- Extracted information -
Start of Block

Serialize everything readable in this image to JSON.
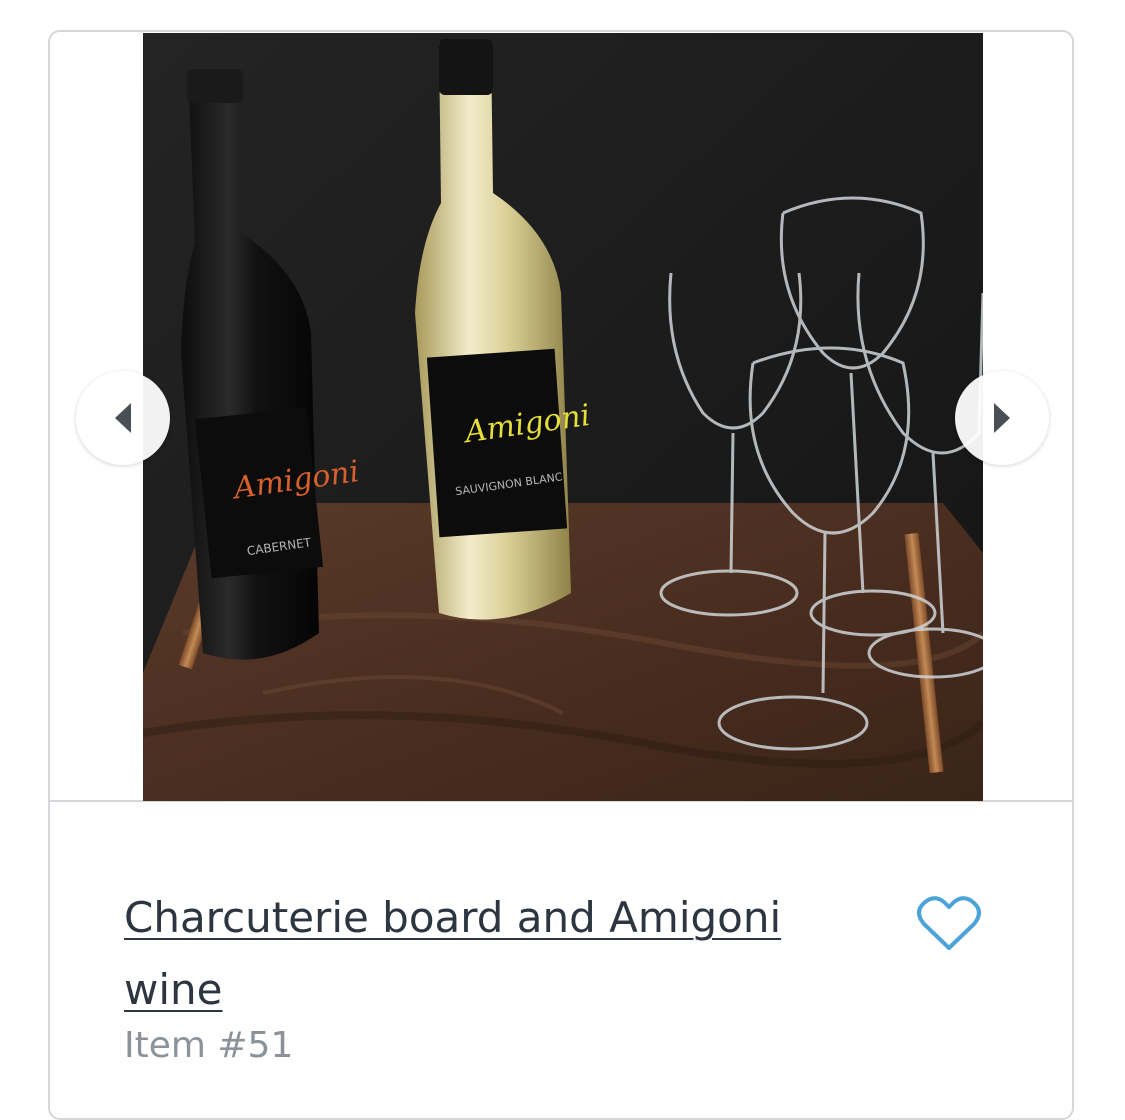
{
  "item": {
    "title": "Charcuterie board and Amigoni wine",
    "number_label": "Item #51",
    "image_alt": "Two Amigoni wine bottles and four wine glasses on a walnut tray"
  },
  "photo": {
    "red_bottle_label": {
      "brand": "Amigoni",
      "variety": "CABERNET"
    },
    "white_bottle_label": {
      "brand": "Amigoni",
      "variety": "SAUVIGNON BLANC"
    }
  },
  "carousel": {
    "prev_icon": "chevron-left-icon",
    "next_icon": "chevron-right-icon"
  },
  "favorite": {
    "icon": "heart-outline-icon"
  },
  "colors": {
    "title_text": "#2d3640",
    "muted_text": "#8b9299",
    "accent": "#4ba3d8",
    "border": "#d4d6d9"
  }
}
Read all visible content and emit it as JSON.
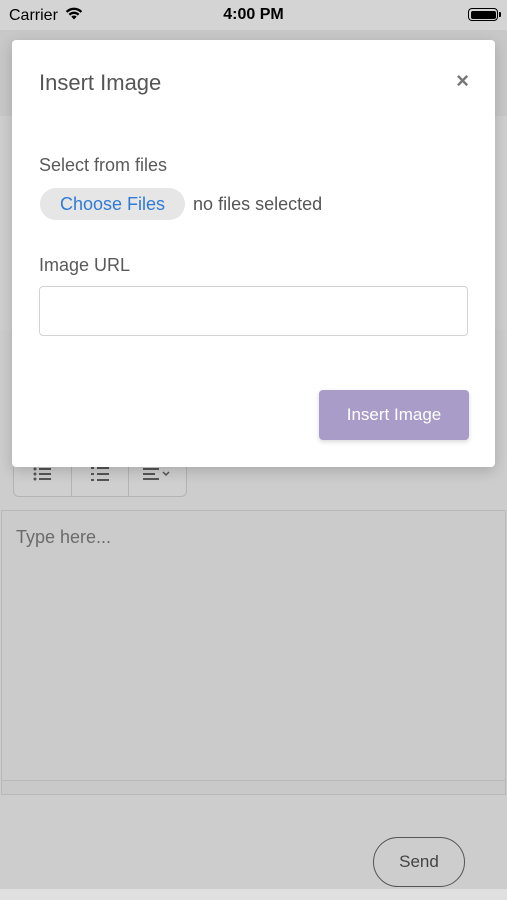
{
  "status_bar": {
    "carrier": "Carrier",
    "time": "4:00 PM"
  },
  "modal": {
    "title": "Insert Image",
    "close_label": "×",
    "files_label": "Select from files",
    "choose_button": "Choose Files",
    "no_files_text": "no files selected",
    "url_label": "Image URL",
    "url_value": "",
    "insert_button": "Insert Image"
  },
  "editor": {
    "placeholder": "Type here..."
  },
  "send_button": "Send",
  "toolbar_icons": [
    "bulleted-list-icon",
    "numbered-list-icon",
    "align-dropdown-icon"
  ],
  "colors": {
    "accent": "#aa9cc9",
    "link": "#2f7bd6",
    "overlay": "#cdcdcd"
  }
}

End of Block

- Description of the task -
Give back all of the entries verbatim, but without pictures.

- Task response -
Serialize everything readable in this image to JSON.
{
  "item": {
    "title": "Charcuterie board and Amigoni wine",
    "number_label": "Item #51",
    "image_alt": "Two Amigoni wine bottles and four wine glasses on a walnut tray"
  },
  "photo": {
    "red_bottle_label": {
      "brand": "Amigoni",
      "variety": "CABERNET"
    },
    "white_bottle_label": {
      "brand": "Amigoni",
      "variety": "SAUVIGNON BLANC"
    }
  },
  "carousel": {
    "prev_icon": "chevron-left-icon",
    "next_icon": "chevron-right-icon"
  },
  "favorite": {
    "icon": "heart-outline-icon"
  },
  "colors": {
    "title_text": "#2d3640",
    "muted_text": "#8b9299",
    "accent": "#4ba3d8",
    "border": "#d4d6d9"
  }
}
Read all visible content and emit it as JSON.
{
  "status_bar": {
    "carrier": "Carrier",
    "time": "4:00 PM"
  },
  "modal": {
    "title": "Insert Image",
    "close_label": "×",
    "files_label": "Select from files",
    "choose_button": "Choose Files",
    "no_files_text": "no files selected",
    "url_label": "Image URL",
    "url_value": "",
    "insert_button": "Insert Image"
  },
  "editor": {
    "placeholder": "Type here..."
  },
  "send_button": "Send",
  "toolbar_icons": [
    "bulleted-list-icon",
    "numbered-list-icon",
    "align-dropdown-icon"
  ],
  "colors": {
    "accent": "#aa9cc9",
    "link": "#2f7bd6",
    "overlay": "#cdcdcd"
  }
}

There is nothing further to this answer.